Find every line in the entries that holds the string "SATA" and report it.

*** Dataset records Section Begins ***

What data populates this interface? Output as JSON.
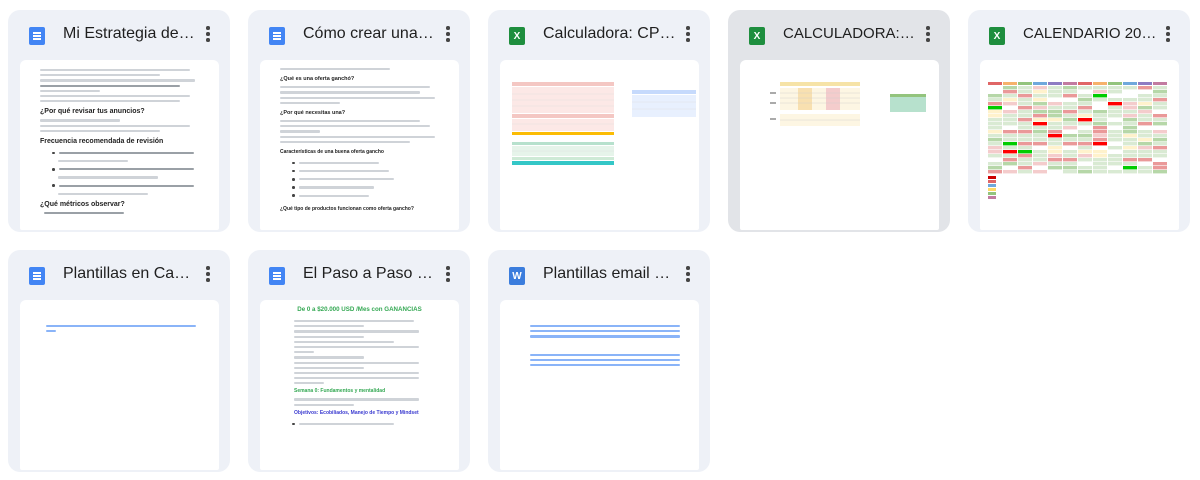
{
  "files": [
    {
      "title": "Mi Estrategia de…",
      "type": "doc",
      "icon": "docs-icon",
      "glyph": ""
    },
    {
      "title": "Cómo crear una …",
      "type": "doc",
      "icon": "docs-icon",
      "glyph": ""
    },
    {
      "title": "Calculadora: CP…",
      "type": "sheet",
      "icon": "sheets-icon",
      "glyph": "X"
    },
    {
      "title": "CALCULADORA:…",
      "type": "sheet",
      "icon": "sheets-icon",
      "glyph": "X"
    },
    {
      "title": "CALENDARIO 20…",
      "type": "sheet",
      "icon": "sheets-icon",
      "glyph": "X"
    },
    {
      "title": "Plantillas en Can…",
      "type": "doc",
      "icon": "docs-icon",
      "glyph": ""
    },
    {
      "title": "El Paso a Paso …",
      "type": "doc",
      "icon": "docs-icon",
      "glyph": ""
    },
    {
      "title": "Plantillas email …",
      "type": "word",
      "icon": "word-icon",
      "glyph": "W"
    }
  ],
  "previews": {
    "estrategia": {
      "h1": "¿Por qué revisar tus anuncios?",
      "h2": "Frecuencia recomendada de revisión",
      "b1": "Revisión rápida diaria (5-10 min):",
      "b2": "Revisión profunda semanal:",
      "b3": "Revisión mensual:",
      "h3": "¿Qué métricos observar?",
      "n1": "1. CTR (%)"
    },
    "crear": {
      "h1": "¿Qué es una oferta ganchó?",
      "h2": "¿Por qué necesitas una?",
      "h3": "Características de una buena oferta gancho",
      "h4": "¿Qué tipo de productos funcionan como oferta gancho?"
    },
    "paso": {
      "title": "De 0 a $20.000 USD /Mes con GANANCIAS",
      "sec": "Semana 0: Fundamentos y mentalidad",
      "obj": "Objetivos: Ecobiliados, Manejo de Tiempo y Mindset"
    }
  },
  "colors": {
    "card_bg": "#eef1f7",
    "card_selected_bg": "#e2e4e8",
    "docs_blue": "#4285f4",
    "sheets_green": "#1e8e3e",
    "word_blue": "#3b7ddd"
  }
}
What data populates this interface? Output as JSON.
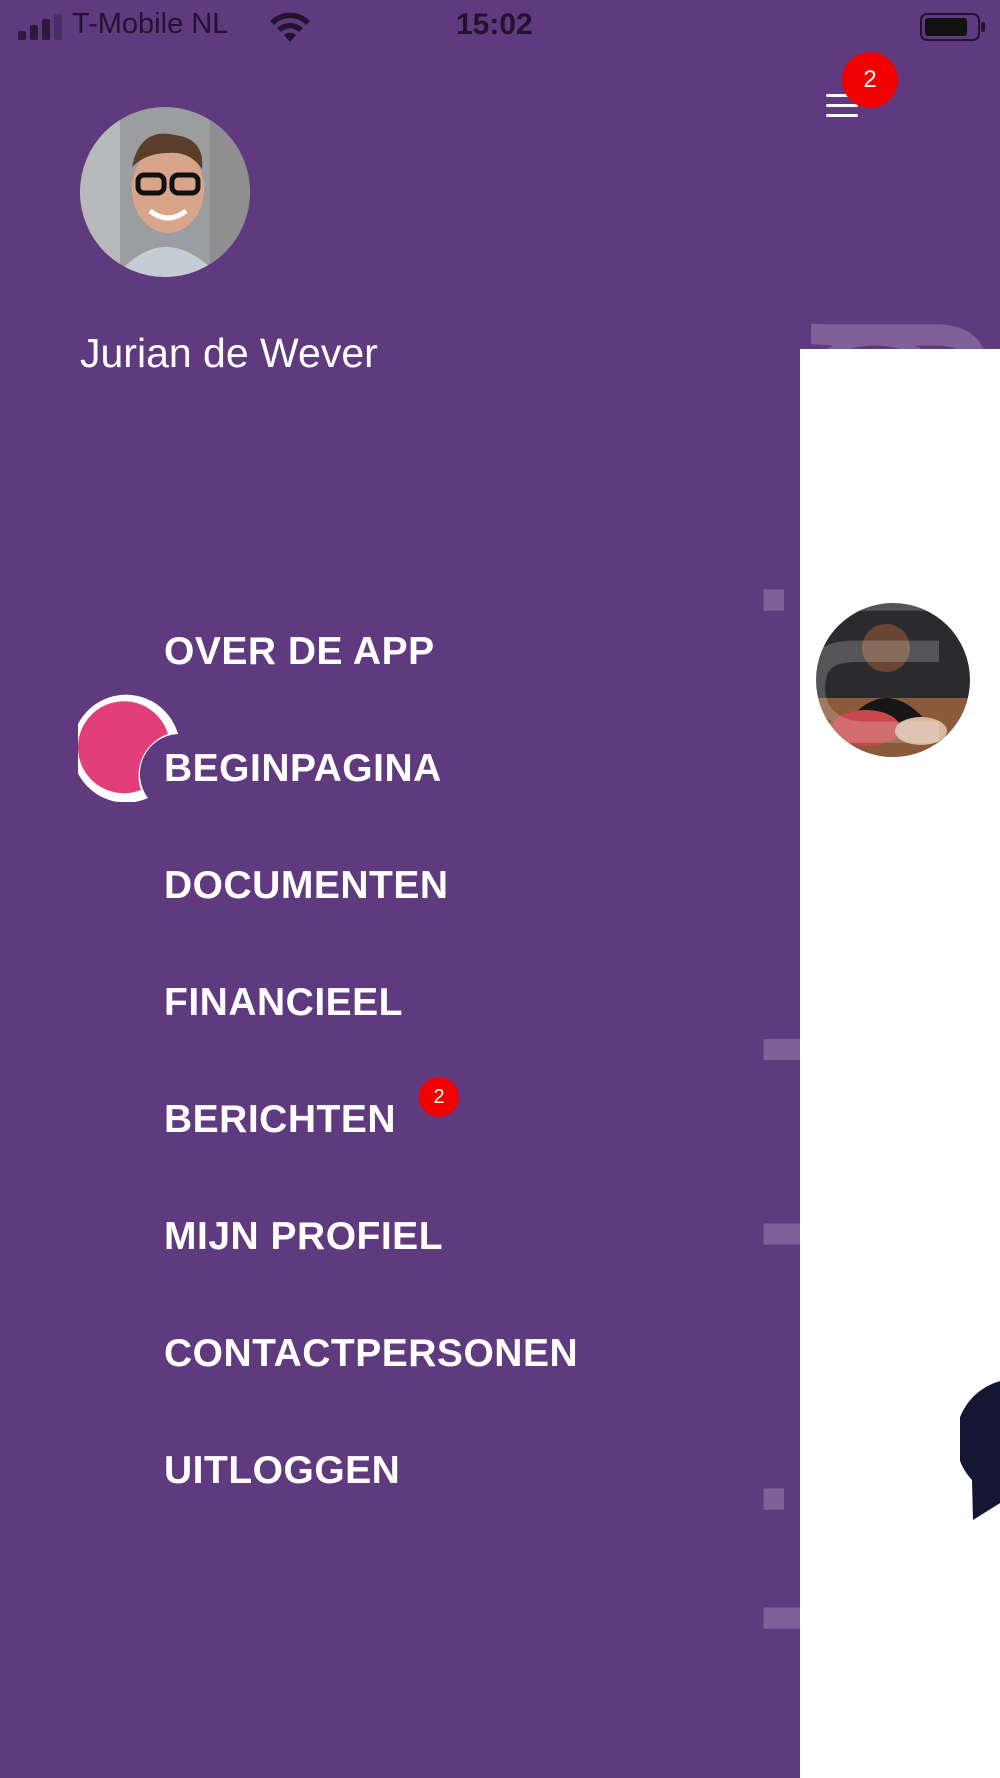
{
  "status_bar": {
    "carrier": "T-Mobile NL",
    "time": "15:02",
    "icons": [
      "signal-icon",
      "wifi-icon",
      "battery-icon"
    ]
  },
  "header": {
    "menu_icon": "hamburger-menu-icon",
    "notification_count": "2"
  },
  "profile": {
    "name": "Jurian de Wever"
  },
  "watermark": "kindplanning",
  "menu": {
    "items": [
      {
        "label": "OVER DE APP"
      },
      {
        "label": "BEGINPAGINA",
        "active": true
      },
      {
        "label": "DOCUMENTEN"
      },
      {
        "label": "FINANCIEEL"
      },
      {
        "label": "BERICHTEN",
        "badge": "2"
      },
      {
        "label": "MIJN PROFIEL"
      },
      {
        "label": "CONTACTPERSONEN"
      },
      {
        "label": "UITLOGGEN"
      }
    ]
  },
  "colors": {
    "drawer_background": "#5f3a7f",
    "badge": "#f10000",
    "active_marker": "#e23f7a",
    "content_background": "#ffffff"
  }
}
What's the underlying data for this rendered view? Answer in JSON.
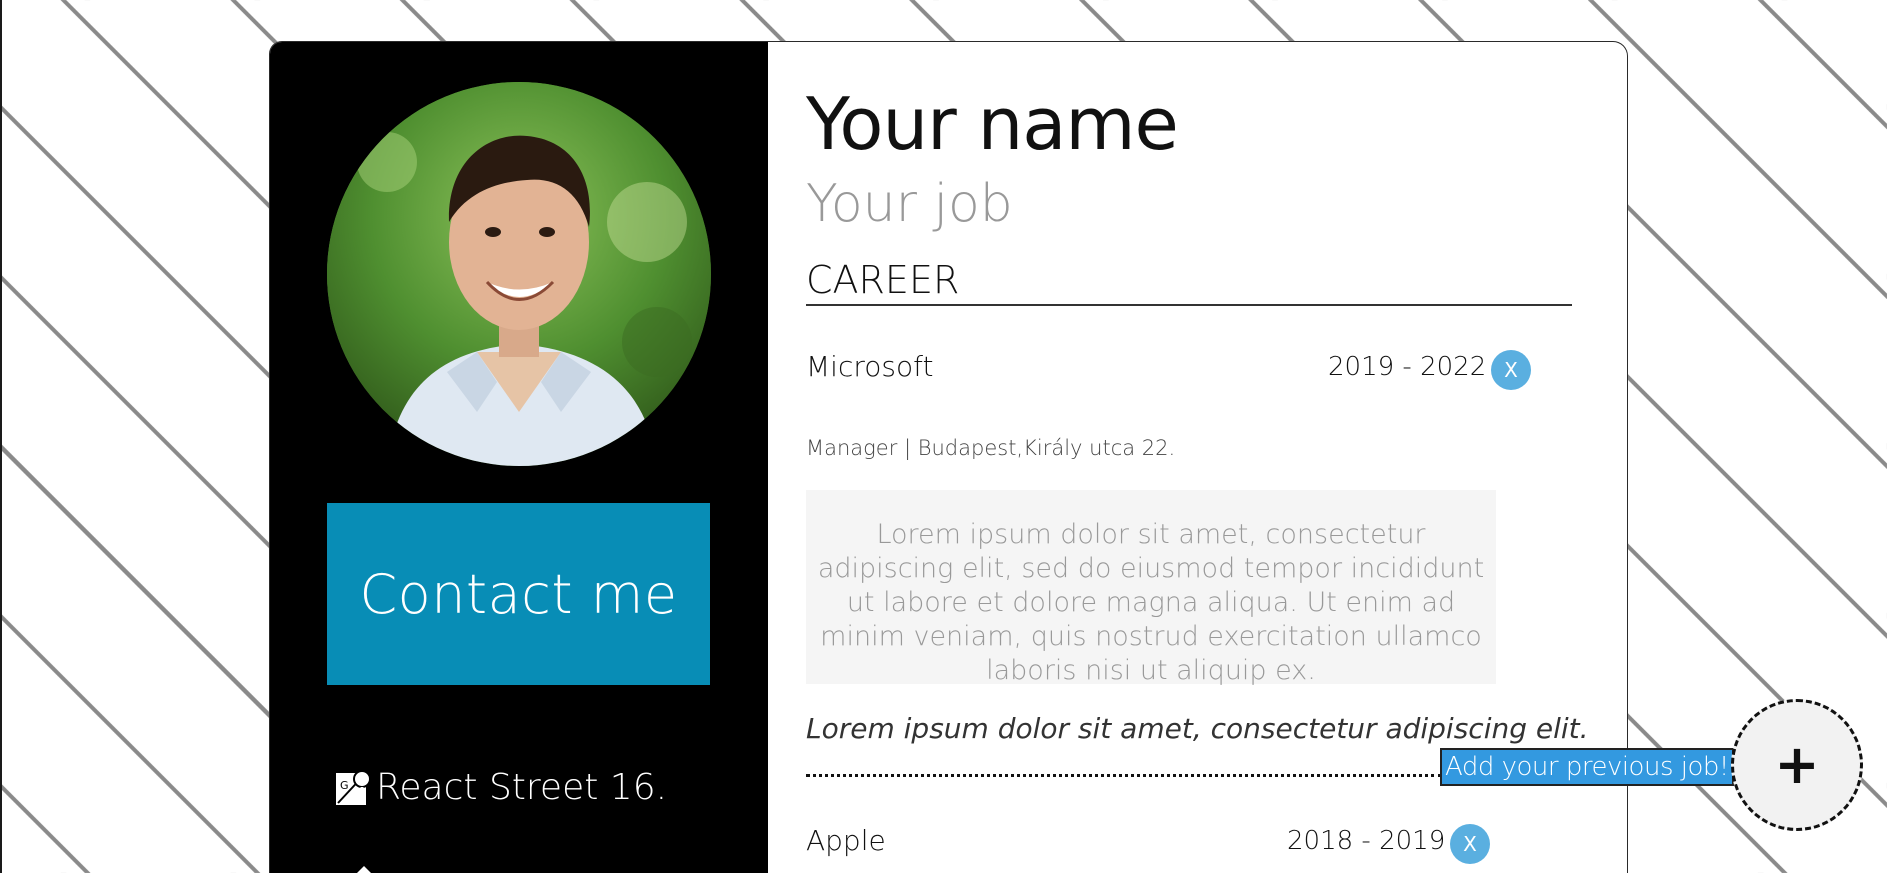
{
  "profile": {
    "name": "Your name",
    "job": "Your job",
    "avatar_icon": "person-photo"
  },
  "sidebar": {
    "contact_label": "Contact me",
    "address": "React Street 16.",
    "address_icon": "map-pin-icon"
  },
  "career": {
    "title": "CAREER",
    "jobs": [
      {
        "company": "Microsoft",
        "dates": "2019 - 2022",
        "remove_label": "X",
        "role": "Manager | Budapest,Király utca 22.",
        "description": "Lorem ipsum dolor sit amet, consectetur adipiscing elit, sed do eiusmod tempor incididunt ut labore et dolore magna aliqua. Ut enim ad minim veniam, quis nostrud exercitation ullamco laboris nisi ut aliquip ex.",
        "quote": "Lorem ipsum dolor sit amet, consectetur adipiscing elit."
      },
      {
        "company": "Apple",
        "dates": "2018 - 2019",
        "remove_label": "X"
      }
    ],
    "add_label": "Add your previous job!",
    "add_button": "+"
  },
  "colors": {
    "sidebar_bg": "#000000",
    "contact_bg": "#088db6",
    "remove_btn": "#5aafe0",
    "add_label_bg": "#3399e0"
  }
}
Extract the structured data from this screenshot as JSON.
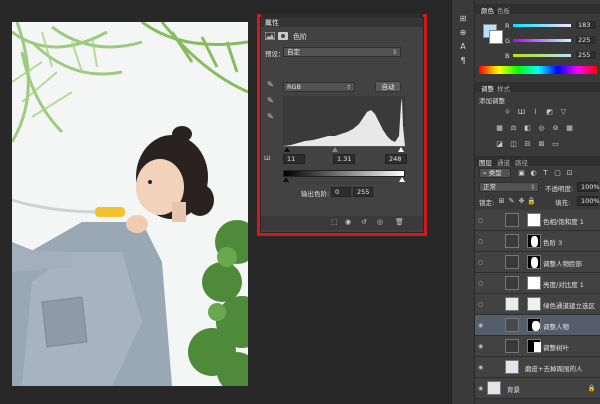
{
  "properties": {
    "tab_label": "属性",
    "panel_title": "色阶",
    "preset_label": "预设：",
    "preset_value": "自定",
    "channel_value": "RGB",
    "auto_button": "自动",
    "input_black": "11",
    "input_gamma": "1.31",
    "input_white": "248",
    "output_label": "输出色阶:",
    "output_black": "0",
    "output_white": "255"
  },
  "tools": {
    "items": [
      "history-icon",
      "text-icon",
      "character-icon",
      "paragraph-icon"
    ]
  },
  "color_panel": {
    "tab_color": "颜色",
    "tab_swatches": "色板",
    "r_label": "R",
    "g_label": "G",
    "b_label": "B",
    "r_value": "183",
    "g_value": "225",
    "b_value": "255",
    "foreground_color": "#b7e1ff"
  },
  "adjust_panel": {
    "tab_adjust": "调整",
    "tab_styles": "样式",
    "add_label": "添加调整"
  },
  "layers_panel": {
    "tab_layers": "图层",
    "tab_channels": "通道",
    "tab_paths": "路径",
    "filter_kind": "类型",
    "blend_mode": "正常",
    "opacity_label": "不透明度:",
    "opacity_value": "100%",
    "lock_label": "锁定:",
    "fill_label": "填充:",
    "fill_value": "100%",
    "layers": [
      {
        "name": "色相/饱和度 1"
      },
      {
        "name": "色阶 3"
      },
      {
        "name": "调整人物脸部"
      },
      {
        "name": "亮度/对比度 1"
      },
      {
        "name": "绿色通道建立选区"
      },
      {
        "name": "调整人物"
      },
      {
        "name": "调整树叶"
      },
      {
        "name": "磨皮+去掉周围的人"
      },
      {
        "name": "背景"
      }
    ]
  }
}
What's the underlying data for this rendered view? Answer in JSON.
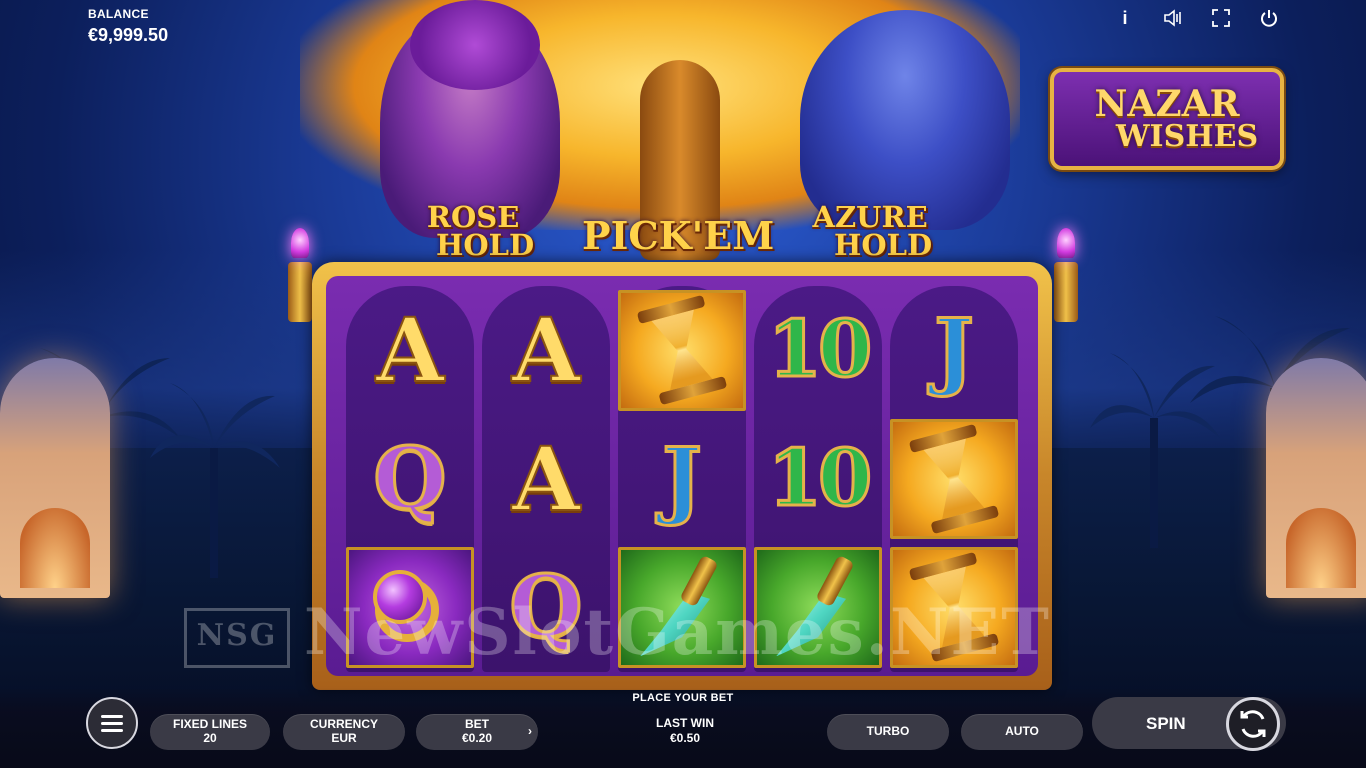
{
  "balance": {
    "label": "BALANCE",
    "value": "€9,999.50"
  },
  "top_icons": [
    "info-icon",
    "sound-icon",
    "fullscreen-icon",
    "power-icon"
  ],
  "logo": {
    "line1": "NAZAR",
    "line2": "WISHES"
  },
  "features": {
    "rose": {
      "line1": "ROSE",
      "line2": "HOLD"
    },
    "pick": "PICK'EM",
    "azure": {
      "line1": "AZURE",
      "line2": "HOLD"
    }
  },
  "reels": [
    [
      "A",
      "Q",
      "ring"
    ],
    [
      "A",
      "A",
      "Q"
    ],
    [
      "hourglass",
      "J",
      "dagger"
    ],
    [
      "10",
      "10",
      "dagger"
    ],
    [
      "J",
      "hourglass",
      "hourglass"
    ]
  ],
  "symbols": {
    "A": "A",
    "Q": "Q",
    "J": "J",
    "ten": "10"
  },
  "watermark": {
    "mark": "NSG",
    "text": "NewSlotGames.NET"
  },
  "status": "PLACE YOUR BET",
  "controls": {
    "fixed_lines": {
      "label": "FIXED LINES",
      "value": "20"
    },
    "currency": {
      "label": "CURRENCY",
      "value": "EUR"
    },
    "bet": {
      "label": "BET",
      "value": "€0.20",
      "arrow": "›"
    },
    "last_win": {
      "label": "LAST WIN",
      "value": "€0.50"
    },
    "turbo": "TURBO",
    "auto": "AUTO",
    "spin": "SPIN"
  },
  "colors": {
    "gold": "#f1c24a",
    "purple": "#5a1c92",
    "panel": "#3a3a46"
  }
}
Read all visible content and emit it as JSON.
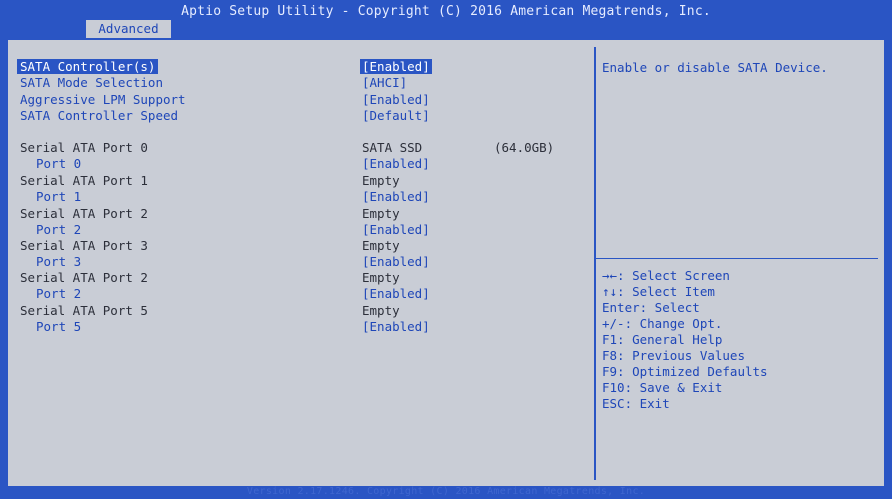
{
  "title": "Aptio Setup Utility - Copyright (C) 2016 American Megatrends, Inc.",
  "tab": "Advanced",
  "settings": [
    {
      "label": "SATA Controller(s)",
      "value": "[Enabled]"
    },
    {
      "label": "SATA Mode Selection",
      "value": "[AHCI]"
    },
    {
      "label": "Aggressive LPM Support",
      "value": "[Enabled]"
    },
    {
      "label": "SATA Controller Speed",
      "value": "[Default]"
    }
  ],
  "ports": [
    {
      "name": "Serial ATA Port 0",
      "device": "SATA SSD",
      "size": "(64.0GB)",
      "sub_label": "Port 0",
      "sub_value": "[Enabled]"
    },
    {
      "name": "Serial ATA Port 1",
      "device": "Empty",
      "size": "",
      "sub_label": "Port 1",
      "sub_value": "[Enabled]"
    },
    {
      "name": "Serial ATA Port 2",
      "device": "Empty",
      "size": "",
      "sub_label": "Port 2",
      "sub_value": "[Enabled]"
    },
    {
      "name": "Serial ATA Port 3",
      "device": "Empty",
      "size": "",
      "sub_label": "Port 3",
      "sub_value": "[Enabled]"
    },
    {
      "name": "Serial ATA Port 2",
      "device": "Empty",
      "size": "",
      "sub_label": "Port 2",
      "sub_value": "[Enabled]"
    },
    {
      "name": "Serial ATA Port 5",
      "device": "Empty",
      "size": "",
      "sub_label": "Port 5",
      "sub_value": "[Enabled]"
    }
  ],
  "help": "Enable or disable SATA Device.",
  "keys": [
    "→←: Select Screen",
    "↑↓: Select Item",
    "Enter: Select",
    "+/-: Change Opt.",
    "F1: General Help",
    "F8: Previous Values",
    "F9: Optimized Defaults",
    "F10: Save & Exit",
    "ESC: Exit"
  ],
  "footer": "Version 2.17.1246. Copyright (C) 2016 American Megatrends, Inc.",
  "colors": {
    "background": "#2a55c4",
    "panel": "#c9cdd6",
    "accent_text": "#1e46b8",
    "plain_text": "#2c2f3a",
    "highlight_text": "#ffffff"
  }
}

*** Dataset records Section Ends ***

▸ **Exercise result**
      "label": "SATA Controller(s)",
      "label": "SATA Mode Selection",
      "label": "SATA Controller Speed",
      "device": "SATA SSD",
  "help": "Enable or disable SATA Device.",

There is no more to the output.